In the ten months to the fiscal year, pickups and trucks sales have declined by 18 percent while bus sales have been strong. This is in line with expectations (read: “CPEC optimism on hiatus, March 18, 2019). Trade deficit during the period has fallen by 13 percent as imports have been forcedly brought down. What's interesting is that despite currency devaluation over the past year which has otherwise wreaked havoc to the economy at large has done little to make exports more attractive abroad. Exports registered a zero percent growth in 10MFY19, but that is a discussion for another day. Cross-border trade with India and Afghanistan has slowed down with a near halt with India on account of the hefty duties the country has imposed on Pakistan's goods.

One thing to note is that PAMA data does not show numbers for players like FAW that are not part of the association but which do have a piece of the proverbial pie in terms of commercial vehicle market share. However, the current numbers do include new pickups launched like Isuzu's D-Max or JAC motors which still do not bring sales at par with last year.

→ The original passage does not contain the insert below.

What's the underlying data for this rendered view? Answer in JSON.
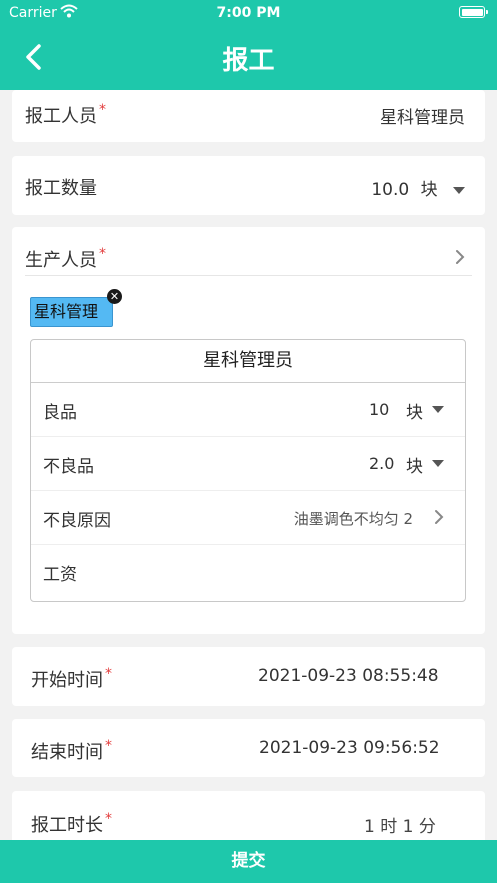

If one were to extrapolate, the decline to truck sales of 34 percent in 10M will land total volumetric sales on the edge of 5000 annual units, taking the sector back at least three years back into FY15. Meanwhile pickup sales at the current rate will stand at 25,000 units walking back into the FY14 era. Do these trends put a dampener on the countless plans of new commercial vehicle players entering the market space? From Chinese players like Changan that recently showcased its new vehicles at an auto show in Karachi to JW Forland that has investment plans to the likes of Volkswagen and Mercedes-Benz which want to launch trucks in Pakistan. If the total market size reduces, the share each player gets will get smaller. It seems the market will remain at this level, whether new players arrive or not. If they do, they will just have to deal with a considerably tough start.

Copyright Business Recorder, 2019